(Data about app and page elements)

———

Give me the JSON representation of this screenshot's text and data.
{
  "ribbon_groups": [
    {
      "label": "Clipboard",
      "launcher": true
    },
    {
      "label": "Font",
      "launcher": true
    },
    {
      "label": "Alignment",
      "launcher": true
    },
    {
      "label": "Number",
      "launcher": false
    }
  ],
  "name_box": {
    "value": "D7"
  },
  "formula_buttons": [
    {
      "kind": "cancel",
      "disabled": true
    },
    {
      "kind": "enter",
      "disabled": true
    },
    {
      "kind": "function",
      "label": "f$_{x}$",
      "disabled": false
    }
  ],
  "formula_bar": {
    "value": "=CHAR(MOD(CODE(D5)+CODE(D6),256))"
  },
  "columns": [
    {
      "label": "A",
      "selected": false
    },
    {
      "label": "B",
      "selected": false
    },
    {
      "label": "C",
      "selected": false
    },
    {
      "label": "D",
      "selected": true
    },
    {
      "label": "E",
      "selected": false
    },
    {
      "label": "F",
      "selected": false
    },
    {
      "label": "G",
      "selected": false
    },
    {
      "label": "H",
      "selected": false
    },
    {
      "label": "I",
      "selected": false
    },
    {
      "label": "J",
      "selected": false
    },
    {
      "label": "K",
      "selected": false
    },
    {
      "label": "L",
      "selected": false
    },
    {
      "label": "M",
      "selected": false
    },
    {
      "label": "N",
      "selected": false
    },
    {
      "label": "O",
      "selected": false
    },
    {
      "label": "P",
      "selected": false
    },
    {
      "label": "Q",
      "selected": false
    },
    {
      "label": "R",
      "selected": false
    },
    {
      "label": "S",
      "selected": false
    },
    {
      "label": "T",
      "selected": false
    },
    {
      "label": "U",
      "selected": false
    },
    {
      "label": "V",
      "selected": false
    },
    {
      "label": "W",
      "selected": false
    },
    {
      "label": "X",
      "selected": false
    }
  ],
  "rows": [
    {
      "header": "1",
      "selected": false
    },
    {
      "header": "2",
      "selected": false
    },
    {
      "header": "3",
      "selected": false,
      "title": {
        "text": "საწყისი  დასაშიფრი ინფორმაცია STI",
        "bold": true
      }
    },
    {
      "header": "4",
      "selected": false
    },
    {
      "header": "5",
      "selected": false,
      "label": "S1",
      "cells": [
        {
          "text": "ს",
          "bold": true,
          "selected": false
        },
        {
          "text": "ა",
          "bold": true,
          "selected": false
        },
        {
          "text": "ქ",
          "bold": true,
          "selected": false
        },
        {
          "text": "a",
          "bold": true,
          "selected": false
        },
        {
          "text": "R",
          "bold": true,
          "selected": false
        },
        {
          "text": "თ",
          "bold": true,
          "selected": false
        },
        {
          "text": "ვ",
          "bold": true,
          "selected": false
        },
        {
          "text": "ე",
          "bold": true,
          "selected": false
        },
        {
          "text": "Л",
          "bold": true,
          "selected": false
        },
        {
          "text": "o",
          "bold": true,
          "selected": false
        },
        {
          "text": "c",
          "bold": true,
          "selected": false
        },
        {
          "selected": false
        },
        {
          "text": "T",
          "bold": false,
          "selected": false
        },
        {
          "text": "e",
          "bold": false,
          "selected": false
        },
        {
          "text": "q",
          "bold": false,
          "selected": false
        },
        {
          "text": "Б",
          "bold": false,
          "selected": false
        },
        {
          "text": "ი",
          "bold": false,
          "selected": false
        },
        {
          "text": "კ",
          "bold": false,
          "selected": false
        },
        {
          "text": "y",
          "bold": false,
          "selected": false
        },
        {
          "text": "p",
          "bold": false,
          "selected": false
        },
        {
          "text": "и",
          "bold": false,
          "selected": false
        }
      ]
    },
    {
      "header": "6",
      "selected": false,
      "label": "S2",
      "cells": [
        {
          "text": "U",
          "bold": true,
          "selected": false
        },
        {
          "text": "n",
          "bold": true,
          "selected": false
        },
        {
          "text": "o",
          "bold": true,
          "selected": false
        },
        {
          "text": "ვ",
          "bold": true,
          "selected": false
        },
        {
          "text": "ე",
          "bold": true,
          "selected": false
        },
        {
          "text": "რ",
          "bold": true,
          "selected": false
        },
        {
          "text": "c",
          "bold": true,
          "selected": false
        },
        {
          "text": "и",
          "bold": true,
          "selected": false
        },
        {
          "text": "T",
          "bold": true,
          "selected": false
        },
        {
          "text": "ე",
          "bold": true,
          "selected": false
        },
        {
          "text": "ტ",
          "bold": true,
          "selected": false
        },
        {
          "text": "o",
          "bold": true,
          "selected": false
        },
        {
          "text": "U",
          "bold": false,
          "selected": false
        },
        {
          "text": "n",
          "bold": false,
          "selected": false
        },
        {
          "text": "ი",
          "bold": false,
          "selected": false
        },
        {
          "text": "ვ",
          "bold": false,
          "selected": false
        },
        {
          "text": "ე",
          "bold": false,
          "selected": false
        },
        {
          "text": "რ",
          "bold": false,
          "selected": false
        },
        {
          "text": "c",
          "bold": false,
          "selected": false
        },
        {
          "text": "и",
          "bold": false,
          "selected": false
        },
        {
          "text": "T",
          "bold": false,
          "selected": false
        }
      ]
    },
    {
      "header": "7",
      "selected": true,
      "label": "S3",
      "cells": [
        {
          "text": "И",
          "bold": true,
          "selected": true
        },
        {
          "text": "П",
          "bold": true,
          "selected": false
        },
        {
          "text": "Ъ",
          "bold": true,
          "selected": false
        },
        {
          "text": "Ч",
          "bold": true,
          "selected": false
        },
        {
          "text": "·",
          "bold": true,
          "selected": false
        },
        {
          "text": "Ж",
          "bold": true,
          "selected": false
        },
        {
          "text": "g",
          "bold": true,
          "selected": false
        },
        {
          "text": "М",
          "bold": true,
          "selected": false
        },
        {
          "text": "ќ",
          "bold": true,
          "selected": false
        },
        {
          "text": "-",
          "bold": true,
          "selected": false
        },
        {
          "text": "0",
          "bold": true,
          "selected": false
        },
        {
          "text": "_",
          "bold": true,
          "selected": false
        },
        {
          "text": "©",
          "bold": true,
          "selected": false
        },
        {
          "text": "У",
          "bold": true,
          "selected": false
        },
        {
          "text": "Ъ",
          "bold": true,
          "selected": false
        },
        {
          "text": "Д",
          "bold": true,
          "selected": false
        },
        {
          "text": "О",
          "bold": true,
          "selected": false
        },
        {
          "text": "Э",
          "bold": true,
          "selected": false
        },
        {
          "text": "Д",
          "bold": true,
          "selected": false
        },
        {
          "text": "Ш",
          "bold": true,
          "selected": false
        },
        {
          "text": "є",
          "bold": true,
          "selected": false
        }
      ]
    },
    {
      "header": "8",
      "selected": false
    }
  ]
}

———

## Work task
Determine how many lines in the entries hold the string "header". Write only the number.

## Solution
8